Return the lines below that contain "name".

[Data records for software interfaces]

=== Begin Enclosure ===

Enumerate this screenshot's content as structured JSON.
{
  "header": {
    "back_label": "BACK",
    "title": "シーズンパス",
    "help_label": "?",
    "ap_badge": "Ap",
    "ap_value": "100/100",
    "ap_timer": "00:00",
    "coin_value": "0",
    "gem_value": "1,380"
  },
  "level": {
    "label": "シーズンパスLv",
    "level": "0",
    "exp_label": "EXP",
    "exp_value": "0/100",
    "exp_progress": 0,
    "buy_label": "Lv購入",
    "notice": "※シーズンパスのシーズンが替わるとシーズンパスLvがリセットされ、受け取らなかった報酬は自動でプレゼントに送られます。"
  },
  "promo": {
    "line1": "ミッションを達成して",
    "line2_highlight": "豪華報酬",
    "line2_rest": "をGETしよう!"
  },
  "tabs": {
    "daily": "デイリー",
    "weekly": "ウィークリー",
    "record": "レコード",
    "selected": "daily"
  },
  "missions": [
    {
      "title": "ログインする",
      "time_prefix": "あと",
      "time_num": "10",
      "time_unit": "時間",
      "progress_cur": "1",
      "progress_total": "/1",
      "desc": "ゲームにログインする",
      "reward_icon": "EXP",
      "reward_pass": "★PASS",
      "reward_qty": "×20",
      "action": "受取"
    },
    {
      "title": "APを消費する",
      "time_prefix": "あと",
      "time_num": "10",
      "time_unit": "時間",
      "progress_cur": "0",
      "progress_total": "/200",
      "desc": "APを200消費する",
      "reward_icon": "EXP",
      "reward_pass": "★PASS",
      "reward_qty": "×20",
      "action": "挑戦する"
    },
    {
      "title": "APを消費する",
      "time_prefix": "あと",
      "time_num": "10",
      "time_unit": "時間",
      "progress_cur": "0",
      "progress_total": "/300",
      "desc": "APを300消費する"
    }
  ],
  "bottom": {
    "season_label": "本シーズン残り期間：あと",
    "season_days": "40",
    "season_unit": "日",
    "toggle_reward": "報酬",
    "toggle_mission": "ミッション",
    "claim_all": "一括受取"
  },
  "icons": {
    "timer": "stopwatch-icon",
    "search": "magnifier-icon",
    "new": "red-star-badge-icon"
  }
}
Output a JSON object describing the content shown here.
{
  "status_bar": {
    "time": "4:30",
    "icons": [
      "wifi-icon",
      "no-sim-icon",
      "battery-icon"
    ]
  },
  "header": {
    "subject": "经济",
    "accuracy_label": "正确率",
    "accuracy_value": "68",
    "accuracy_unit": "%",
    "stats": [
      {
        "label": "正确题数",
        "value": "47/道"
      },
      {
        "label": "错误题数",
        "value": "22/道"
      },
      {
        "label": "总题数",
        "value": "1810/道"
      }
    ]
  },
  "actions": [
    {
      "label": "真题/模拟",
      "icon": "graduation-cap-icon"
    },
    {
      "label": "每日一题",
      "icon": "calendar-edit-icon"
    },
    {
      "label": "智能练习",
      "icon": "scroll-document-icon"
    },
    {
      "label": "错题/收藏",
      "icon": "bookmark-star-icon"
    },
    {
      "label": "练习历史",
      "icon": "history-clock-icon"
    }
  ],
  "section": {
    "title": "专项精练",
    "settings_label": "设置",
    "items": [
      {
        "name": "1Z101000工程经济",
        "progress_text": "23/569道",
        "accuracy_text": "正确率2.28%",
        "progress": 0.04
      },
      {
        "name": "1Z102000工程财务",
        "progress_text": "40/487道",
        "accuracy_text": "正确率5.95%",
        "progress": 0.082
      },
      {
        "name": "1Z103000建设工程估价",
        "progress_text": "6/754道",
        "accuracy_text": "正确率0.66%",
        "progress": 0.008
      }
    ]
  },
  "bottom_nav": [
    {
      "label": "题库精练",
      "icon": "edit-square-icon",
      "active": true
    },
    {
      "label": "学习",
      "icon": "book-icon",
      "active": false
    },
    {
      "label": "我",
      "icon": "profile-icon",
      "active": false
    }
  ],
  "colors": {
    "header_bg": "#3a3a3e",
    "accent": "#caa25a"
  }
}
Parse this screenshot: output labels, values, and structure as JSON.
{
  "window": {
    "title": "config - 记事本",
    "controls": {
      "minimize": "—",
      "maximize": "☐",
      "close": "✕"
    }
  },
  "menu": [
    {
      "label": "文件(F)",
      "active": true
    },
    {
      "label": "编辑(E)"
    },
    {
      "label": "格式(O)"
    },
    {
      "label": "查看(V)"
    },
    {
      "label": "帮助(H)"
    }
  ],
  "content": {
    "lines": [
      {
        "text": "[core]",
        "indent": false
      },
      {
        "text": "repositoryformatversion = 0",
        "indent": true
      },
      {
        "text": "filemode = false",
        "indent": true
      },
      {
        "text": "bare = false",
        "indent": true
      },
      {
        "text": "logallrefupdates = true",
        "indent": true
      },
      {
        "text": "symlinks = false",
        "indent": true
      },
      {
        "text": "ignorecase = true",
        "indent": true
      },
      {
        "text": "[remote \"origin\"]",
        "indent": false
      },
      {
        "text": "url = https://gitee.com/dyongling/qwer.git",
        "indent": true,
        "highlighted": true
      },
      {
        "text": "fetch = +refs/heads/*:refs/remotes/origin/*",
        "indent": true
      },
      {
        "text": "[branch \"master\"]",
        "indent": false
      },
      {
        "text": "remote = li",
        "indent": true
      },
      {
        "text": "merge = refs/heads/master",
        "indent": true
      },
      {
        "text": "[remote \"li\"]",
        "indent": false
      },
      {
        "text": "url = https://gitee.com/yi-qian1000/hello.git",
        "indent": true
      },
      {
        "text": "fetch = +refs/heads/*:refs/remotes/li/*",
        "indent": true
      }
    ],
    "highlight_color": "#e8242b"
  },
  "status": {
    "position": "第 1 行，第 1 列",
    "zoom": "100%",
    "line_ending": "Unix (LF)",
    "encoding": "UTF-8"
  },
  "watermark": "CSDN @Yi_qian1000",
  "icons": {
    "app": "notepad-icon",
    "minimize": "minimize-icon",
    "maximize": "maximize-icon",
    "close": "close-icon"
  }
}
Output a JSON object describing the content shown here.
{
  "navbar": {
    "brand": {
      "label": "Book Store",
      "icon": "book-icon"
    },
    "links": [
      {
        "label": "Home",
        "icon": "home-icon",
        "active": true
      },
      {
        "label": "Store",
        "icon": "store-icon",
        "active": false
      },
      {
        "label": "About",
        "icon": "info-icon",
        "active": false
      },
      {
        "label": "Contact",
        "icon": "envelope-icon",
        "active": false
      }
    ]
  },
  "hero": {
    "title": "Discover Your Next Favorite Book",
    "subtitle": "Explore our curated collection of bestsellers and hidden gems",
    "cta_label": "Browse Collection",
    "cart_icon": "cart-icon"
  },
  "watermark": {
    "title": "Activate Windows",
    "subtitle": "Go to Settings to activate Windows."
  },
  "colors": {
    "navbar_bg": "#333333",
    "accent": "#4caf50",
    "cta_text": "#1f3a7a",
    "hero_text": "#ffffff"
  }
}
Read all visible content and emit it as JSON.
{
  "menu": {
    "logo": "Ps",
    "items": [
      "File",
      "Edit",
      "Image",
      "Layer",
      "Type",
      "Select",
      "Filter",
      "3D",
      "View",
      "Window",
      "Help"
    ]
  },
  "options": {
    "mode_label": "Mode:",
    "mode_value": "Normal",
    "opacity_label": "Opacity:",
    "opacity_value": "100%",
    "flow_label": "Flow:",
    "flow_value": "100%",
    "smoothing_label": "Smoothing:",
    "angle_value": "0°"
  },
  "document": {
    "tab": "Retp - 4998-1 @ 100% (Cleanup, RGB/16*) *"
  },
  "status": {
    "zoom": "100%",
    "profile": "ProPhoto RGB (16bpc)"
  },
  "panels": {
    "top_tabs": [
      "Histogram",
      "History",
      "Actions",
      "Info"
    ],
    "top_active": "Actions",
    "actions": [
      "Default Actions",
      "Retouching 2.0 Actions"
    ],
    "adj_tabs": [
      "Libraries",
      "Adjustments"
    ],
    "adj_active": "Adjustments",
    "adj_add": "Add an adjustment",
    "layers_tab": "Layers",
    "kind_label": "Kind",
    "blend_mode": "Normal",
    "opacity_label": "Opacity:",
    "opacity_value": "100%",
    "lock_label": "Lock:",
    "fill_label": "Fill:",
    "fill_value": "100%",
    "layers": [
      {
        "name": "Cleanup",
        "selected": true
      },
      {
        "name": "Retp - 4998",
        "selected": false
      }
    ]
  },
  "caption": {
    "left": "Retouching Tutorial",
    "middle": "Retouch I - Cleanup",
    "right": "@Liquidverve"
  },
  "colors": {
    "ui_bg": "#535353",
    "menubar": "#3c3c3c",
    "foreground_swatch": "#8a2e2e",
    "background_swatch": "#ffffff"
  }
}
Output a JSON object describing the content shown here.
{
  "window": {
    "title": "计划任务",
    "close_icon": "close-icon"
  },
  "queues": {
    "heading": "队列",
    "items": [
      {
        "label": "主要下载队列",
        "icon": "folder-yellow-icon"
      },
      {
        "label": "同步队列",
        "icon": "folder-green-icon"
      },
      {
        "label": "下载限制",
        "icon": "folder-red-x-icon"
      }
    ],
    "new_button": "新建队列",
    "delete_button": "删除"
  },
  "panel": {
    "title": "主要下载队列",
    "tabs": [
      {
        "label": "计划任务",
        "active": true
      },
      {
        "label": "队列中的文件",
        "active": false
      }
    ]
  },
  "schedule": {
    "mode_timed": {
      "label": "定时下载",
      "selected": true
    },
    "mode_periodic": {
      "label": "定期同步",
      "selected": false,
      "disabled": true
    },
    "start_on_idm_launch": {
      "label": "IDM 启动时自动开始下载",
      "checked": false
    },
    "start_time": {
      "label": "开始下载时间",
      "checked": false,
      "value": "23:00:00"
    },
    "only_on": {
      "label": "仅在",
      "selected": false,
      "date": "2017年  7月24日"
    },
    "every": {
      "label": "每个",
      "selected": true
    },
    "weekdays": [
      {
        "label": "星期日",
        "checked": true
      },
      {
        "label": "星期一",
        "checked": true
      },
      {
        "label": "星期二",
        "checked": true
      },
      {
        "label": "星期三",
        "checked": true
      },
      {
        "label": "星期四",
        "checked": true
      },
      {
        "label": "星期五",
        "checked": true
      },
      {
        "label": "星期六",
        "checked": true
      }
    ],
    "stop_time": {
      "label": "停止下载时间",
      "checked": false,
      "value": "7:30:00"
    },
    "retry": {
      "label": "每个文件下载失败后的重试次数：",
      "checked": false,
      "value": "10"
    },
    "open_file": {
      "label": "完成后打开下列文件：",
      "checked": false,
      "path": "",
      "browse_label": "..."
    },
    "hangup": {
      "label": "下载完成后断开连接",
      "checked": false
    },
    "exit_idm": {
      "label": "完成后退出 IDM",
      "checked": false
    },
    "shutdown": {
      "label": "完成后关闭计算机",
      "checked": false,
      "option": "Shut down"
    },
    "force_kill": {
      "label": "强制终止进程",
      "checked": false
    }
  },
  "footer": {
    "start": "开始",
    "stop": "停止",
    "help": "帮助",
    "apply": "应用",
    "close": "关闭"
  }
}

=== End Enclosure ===

◆ Exercise response
        "name": "1Z101000工程经济",
        "name": "1Z102000工程财务",
        "name": "1Z103000建设工程估价",
        "name": "Cleanup",
        "name": "Retp - 4998",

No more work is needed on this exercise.